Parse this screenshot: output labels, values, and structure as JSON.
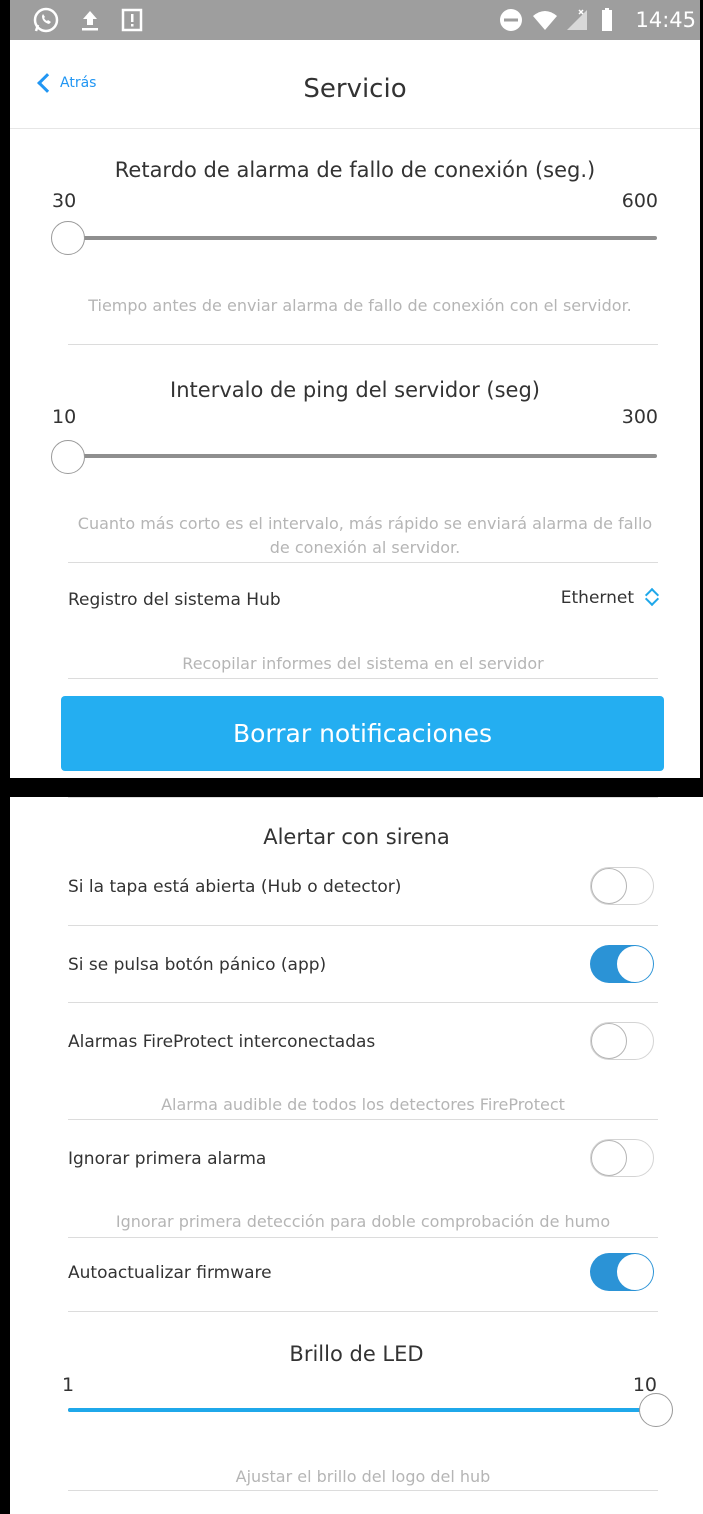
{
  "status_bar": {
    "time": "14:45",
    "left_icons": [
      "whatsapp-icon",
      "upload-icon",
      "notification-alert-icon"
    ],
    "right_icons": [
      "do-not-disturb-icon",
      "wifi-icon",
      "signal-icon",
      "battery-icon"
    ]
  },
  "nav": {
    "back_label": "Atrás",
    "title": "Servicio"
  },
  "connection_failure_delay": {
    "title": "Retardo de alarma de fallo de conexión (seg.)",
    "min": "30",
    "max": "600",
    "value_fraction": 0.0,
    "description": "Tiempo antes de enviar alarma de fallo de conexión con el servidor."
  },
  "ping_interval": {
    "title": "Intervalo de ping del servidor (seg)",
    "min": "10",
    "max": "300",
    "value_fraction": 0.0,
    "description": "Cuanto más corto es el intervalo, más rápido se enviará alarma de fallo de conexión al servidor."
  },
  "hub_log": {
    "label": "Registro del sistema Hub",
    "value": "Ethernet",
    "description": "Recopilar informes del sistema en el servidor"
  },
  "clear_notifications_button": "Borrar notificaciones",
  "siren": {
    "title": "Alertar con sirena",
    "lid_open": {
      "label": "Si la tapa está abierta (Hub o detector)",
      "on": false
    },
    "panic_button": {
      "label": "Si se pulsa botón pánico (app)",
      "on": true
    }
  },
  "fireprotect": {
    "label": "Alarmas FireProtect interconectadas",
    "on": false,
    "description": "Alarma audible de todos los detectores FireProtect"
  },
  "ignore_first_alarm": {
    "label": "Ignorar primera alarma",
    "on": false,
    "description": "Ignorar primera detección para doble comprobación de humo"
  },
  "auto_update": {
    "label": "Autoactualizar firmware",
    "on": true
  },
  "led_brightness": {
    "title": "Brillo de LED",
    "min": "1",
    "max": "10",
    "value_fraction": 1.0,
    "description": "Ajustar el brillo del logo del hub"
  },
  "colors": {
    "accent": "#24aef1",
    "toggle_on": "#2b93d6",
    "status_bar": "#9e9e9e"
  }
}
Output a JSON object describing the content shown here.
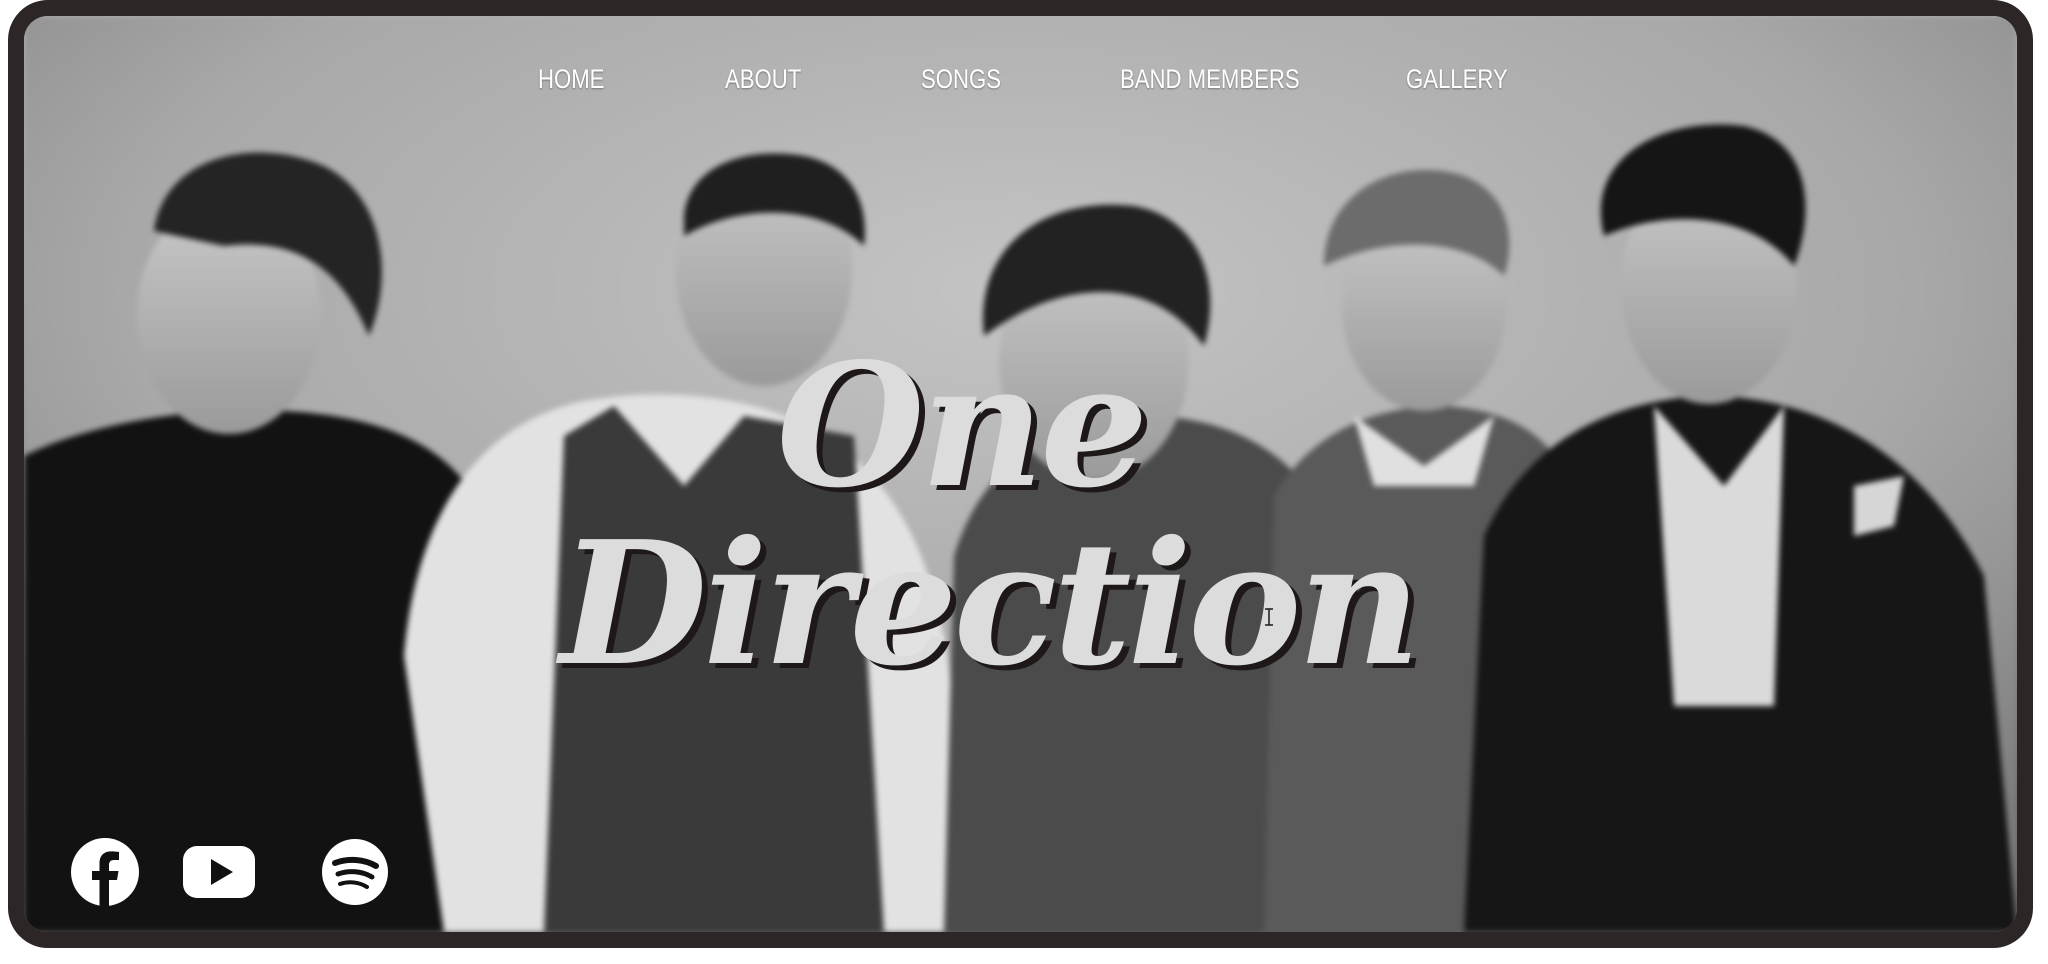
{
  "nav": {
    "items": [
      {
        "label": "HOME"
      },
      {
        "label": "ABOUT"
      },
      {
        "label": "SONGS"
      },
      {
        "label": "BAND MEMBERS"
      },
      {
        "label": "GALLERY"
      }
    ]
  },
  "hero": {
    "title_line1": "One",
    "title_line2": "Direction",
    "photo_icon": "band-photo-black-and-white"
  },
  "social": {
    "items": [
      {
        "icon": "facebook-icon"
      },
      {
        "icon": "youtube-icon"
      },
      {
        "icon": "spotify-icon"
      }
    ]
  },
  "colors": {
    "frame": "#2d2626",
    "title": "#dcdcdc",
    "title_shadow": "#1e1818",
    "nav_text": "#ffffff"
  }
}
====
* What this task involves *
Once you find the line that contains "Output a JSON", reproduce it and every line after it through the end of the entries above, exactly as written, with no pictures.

* Answer section *
Output a JSON object describing the content shown here.
{
  "nav": {
    "items": [
      {
        "label": "HOME"
      },
      {
        "label": "ABOUT"
      },
      {
        "label": "SONGS"
      },
      {
        "label": "BAND MEMBERS"
      },
      {
        "label": "GALLERY"
      }
    ]
  },
  "hero": {
    "title_line1": "One",
    "title_line2": "Direction",
    "photo_icon": "band-photo-black-and-white"
  },
  "social": {
    "items": [
      {
        "icon": "facebook-icon"
      },
      {
        "icon": "youtube-icon"
      },
      {
        "icon": "spotify-icon"
      }
    ]
  },
  "colors": {
    "frame": "#2d2626",
    "title": "#dcdcdc",
    "title_shadow": "#1e1818",
    "nav_text": "#ffffff"
  }
}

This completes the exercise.